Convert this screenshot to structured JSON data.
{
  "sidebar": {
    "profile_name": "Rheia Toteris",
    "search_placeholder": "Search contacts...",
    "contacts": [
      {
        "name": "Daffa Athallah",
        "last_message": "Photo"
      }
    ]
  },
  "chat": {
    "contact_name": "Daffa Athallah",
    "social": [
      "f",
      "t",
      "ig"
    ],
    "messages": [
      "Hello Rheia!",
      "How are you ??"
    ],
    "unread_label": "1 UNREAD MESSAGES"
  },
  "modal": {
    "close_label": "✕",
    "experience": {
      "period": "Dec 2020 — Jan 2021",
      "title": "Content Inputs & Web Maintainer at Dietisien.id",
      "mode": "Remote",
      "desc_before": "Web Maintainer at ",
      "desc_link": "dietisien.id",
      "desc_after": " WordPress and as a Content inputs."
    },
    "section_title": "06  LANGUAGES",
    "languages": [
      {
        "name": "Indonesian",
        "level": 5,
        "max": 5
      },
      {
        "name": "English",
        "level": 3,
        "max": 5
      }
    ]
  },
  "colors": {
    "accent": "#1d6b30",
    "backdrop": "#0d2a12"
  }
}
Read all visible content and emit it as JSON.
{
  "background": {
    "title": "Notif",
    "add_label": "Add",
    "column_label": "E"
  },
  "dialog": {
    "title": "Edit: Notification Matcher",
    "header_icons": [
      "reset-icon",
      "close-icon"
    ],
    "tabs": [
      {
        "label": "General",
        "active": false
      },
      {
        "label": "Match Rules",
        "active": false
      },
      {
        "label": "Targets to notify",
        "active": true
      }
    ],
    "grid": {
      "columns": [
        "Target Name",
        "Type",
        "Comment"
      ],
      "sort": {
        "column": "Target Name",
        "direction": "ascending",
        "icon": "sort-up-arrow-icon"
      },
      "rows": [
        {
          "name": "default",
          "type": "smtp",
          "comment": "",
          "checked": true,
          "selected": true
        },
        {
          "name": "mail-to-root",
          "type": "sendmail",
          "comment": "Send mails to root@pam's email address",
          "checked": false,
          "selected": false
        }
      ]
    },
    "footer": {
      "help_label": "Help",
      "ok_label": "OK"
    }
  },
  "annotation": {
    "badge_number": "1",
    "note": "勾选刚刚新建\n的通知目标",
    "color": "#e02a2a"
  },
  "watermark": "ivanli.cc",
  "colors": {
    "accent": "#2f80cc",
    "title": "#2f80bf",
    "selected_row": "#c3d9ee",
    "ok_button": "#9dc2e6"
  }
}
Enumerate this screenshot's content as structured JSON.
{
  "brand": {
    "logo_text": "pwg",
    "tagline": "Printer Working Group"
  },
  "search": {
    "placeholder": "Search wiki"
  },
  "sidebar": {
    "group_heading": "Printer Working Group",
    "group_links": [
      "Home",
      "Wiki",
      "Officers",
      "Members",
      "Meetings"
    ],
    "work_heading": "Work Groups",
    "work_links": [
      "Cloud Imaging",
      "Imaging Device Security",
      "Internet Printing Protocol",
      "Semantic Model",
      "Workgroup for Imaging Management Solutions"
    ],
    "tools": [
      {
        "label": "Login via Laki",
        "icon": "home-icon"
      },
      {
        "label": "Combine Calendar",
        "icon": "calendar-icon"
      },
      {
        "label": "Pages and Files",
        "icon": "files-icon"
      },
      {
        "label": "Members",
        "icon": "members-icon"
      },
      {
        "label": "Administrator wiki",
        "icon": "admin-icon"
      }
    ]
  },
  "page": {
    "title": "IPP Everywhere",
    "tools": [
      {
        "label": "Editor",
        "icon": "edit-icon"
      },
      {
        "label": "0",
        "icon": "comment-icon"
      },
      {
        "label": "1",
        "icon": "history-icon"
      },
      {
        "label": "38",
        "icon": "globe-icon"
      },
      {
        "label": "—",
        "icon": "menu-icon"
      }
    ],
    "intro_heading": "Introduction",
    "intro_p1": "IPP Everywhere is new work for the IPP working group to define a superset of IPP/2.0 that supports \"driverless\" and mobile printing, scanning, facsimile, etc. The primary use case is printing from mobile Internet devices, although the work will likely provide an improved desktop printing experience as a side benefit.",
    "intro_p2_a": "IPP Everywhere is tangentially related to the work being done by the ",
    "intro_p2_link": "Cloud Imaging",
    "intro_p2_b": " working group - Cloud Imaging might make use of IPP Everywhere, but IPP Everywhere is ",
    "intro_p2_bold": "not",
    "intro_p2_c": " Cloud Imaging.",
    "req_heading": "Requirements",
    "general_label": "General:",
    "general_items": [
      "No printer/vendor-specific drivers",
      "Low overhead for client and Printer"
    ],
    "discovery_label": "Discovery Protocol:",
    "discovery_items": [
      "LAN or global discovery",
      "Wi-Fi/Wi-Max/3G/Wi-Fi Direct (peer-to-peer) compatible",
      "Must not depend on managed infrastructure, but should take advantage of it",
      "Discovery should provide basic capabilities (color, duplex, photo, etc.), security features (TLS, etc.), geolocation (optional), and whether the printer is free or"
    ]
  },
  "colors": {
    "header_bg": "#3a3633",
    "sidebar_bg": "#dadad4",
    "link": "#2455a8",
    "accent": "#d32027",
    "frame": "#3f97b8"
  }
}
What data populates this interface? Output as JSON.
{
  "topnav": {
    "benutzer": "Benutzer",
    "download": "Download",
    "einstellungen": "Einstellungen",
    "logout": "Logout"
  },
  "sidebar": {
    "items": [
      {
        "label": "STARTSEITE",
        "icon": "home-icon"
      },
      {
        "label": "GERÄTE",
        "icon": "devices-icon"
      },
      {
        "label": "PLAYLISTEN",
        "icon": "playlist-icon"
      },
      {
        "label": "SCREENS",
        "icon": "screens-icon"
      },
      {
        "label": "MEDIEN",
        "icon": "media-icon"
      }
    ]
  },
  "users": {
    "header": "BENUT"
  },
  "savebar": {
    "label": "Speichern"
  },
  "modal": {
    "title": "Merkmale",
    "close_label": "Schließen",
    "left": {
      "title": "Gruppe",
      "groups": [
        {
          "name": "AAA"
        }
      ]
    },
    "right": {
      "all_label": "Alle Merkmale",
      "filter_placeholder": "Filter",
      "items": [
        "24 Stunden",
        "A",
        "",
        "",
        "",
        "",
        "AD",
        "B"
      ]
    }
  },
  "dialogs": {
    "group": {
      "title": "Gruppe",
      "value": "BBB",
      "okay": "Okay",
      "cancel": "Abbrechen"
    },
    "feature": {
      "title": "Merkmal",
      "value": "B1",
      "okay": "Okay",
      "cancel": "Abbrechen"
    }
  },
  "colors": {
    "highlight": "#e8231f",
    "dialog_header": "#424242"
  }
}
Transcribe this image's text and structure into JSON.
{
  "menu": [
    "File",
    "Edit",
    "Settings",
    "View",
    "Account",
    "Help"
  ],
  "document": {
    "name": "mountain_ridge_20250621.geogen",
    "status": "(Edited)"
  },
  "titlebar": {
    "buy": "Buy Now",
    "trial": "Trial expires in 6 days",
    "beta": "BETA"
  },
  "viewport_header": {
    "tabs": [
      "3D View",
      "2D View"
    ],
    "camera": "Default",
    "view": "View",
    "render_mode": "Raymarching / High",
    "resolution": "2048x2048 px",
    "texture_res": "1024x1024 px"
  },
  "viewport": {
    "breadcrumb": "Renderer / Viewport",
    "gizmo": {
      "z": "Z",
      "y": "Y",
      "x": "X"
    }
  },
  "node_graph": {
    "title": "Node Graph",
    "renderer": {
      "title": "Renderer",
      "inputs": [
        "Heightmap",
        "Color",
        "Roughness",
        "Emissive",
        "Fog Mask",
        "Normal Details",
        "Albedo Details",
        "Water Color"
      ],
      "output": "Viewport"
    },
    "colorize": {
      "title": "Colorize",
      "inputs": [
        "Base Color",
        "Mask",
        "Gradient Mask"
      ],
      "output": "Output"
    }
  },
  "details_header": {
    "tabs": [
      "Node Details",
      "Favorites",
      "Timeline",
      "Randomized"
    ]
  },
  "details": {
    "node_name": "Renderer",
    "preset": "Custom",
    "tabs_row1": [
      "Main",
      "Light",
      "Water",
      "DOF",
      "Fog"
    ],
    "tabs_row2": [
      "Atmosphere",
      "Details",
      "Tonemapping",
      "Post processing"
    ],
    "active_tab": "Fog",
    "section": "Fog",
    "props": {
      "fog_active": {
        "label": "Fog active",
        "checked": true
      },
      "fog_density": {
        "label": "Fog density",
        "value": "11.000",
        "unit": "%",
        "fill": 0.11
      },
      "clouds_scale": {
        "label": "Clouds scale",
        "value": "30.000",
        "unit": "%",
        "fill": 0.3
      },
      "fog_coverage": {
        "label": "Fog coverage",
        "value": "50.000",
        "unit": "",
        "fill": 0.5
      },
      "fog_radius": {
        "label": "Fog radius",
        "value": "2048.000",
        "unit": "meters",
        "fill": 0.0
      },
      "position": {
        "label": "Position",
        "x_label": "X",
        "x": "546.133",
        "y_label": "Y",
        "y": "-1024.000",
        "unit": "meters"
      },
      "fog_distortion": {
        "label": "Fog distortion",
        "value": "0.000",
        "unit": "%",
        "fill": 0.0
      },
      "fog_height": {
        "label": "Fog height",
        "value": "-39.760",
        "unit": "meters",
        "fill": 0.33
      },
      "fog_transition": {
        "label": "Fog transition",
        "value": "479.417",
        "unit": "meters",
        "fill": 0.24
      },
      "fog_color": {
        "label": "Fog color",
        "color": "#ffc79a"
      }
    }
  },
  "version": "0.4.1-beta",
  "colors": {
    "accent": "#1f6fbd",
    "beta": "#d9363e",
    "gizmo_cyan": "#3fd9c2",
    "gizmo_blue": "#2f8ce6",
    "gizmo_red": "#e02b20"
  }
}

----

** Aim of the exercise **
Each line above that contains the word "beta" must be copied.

** Result of this exercise **
    "beta": "BETA"
  "version": "0.4.1-beta",
    "beta": "#d9363e",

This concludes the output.